> **What to do**:
What is needed here is every line of the records that includes "will".

> **Available records**:
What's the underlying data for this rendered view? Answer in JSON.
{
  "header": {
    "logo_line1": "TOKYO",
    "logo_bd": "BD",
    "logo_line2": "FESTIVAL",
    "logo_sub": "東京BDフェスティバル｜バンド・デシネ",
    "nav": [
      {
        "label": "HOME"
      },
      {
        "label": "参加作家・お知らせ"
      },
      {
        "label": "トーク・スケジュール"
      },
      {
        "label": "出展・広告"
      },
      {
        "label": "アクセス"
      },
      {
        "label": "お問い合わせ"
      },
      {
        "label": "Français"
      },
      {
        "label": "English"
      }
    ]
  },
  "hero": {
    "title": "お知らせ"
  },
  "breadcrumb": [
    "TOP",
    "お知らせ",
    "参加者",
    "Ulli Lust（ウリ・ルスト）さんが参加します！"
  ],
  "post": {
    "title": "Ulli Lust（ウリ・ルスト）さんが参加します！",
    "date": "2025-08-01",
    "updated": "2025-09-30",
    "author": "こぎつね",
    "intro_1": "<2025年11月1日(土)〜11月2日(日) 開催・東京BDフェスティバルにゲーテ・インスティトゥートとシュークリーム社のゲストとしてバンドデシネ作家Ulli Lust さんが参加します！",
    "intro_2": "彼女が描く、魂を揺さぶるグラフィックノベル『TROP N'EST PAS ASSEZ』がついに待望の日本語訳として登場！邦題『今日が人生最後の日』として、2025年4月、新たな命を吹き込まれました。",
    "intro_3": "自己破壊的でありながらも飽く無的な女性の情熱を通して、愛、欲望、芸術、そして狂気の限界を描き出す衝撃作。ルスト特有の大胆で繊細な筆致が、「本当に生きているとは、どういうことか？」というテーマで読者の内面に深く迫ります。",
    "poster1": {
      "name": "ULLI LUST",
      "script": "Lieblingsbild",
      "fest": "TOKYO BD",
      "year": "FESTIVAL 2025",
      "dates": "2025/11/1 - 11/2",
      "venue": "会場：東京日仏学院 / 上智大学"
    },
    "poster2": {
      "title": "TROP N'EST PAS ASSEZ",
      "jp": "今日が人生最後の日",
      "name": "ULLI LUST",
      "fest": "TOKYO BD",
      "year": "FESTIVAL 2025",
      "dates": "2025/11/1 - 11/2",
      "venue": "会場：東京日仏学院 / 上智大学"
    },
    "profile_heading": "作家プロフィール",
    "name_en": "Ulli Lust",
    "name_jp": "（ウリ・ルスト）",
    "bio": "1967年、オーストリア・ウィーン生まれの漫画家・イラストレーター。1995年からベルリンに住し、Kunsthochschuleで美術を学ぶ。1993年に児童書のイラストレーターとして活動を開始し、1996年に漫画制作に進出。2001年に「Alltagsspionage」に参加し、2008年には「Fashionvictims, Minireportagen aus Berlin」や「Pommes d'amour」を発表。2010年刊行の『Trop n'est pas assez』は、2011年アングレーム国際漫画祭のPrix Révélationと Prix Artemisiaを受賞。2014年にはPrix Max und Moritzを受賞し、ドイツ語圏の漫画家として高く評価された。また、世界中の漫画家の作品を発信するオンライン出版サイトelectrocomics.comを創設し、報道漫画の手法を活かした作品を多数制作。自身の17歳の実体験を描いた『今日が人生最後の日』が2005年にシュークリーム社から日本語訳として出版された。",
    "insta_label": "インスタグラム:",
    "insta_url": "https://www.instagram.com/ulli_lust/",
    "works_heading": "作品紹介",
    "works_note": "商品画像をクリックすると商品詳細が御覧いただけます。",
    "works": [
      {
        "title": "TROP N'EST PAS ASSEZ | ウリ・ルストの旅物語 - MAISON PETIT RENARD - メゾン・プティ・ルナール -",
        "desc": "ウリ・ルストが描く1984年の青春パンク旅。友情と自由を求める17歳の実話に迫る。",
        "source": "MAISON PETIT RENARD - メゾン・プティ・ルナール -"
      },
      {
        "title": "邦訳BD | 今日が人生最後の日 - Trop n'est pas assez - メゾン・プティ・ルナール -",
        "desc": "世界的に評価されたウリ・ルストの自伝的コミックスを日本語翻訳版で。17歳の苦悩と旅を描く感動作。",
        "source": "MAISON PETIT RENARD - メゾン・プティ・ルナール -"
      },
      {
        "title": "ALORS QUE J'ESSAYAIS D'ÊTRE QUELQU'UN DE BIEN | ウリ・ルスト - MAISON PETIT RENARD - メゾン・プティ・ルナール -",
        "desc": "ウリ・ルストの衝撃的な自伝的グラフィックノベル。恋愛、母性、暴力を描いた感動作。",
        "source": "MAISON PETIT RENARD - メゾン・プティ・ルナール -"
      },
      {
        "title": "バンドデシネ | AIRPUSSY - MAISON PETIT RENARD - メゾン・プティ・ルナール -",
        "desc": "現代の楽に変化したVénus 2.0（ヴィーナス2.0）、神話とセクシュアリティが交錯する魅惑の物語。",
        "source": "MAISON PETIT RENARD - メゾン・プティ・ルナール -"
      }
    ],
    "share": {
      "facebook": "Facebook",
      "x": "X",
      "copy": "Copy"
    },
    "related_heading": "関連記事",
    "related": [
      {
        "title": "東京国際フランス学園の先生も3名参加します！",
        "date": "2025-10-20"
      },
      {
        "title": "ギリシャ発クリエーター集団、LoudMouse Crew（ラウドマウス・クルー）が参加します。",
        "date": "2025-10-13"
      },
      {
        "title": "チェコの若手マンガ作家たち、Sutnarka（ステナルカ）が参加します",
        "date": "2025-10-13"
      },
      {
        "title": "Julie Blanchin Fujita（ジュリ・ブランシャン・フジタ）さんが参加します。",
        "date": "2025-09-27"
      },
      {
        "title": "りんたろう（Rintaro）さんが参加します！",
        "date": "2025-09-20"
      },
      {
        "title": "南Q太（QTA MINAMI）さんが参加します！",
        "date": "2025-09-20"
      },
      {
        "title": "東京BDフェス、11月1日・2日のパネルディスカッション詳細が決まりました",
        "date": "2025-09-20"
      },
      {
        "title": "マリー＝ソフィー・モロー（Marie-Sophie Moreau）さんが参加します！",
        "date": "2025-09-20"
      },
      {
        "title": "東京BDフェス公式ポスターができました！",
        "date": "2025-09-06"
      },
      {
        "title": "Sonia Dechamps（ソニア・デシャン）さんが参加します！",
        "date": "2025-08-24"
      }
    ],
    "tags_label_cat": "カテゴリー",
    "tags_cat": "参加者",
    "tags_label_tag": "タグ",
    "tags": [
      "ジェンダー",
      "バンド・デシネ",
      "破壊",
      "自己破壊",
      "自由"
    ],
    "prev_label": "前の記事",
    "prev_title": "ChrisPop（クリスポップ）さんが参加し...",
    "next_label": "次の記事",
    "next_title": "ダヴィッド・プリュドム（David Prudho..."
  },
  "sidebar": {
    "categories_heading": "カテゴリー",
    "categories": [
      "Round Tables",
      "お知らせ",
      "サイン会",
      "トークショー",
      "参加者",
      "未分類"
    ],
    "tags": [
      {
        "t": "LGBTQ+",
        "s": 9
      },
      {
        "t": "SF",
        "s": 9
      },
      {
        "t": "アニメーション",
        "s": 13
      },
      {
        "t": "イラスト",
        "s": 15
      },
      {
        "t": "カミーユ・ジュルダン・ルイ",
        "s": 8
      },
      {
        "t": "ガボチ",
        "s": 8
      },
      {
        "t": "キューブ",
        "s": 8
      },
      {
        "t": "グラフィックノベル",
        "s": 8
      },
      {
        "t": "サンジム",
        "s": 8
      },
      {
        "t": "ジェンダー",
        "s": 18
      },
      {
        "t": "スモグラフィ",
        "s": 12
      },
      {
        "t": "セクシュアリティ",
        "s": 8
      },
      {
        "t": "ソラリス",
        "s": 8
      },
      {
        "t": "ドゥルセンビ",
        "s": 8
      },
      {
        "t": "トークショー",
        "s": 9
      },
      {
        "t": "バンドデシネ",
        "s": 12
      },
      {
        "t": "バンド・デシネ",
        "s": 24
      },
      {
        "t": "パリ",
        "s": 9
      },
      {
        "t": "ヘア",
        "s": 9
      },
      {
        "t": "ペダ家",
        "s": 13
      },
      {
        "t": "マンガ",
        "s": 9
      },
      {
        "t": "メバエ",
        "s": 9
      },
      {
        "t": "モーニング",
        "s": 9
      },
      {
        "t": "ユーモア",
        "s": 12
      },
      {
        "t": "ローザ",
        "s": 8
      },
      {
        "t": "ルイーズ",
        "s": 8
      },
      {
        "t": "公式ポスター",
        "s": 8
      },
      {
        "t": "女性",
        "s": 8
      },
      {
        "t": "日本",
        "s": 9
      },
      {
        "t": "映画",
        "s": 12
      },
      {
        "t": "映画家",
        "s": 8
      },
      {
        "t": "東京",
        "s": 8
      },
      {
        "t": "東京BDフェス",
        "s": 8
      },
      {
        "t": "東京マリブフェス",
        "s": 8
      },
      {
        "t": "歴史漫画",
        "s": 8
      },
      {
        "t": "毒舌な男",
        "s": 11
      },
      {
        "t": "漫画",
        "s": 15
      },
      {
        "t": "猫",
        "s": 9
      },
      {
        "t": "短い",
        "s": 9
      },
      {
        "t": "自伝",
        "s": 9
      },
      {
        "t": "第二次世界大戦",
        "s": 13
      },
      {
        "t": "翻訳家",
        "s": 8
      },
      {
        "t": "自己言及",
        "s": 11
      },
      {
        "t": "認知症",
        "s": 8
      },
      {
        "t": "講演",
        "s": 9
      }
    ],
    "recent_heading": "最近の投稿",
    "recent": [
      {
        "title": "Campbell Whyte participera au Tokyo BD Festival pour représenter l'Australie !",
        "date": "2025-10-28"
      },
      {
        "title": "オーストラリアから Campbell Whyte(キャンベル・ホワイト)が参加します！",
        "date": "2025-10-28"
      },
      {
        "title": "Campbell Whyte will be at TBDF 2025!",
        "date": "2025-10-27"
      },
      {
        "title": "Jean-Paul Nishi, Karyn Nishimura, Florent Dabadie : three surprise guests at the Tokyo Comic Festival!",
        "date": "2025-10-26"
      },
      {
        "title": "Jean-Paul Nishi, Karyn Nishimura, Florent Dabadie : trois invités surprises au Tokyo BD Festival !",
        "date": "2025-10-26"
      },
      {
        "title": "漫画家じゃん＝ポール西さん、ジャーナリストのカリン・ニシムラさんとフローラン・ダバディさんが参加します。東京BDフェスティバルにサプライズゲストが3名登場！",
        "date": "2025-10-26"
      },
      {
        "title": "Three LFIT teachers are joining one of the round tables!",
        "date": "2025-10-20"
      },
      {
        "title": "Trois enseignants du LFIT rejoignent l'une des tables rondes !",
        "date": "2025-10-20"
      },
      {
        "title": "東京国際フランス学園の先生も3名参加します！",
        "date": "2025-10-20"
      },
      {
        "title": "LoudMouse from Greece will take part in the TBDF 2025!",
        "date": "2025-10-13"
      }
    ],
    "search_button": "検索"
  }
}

> **Output for this exercise**:
        "title": "Campbell Whyte will be at TBDF 2025!",
        "title": "LoudMouse from Greece will take part in the TBDF 2025!",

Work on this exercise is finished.